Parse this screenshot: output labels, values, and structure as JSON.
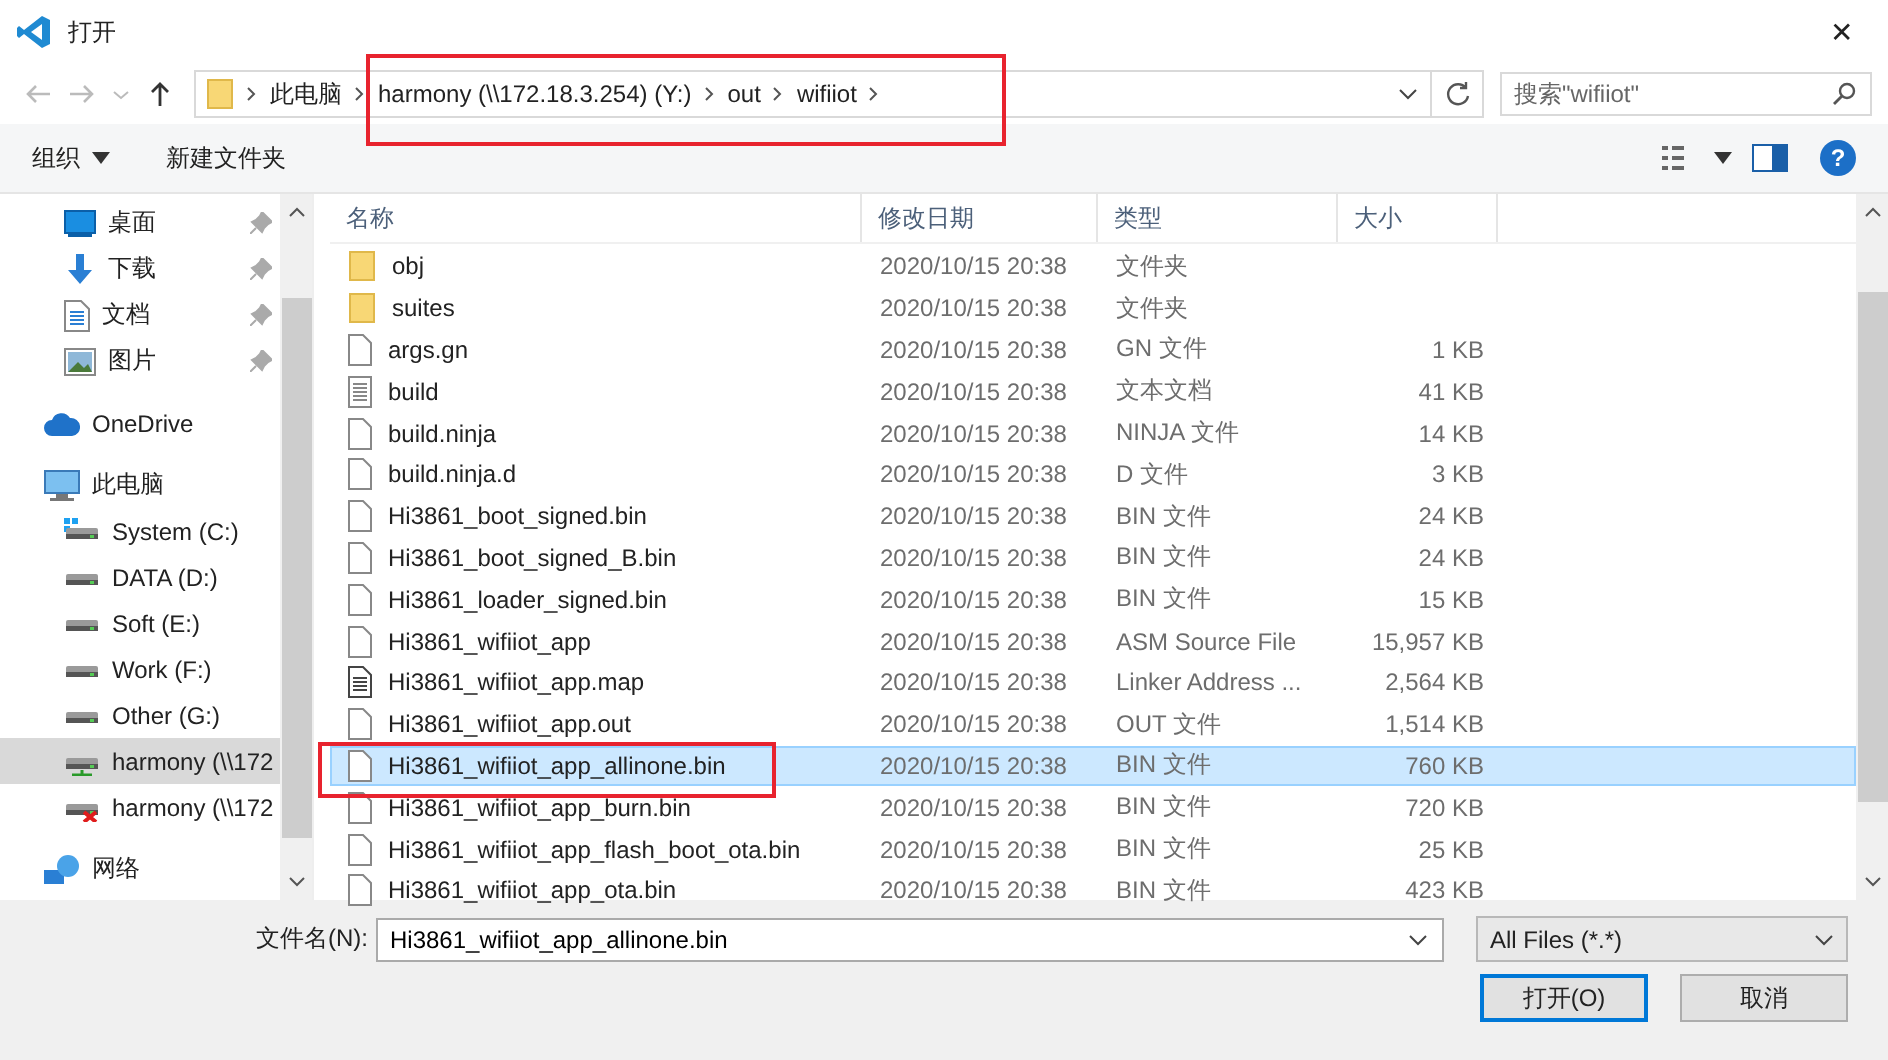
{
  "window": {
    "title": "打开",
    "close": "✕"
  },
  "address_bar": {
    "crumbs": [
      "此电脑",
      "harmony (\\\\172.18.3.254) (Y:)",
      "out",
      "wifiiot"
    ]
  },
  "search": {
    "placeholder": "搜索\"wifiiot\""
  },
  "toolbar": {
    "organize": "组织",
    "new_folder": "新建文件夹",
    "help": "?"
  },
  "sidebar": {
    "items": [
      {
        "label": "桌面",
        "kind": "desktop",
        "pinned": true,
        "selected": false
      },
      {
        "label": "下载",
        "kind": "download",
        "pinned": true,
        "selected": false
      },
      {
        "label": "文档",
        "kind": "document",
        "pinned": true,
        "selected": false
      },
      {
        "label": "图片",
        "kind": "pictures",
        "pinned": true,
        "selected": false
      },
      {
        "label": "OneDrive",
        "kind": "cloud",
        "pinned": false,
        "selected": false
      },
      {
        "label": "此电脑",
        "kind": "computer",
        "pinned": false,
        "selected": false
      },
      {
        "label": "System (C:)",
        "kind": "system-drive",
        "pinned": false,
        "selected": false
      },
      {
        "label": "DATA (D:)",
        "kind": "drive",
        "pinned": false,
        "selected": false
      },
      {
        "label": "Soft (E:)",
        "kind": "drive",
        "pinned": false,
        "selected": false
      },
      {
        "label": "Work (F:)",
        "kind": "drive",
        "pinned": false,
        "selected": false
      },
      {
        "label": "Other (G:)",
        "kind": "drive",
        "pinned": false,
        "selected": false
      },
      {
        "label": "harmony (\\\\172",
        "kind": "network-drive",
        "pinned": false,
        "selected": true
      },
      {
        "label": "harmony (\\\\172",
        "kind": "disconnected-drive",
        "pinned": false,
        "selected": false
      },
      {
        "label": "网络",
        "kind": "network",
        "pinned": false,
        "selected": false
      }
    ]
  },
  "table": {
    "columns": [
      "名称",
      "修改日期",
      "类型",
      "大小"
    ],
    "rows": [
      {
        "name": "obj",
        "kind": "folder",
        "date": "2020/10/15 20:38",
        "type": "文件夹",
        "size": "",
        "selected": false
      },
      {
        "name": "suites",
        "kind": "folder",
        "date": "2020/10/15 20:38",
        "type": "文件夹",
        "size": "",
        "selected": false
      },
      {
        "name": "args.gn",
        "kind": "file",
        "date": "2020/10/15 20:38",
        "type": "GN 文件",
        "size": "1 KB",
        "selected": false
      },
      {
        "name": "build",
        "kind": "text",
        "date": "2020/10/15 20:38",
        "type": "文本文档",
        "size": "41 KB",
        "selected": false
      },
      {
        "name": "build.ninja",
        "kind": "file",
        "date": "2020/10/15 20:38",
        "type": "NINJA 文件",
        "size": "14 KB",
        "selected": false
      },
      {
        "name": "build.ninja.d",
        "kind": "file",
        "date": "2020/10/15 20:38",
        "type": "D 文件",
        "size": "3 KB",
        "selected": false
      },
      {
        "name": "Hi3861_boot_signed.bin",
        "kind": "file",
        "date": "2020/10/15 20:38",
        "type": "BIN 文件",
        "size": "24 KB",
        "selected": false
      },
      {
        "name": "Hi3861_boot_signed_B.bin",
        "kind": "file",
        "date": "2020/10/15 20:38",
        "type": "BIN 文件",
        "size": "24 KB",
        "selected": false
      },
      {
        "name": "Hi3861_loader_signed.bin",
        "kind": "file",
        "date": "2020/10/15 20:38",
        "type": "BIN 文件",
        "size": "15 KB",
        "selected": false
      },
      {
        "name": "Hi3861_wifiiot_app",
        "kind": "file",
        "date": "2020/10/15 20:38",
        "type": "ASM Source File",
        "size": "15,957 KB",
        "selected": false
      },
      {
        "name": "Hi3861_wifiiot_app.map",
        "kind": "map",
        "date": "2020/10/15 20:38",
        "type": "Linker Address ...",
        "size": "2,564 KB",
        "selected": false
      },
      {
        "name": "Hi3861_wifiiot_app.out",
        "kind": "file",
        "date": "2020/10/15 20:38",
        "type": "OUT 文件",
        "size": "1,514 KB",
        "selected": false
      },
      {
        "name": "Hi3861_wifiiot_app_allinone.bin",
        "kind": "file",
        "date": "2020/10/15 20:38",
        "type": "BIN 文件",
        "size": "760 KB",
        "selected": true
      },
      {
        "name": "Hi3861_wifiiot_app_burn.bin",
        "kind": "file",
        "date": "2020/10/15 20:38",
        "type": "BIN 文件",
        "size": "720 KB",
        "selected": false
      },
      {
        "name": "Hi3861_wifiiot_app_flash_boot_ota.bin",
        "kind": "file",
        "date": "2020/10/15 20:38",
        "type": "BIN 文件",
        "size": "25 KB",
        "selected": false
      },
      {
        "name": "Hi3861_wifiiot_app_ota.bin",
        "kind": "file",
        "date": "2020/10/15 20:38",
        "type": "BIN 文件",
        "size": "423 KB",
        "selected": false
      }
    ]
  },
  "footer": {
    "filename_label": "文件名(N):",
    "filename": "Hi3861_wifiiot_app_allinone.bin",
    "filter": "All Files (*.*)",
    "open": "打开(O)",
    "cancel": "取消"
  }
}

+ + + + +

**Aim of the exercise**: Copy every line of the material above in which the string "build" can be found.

**Written reply**:
        "name": "build",
        "name": "build.ninja",
        "name": "build.ninja.d",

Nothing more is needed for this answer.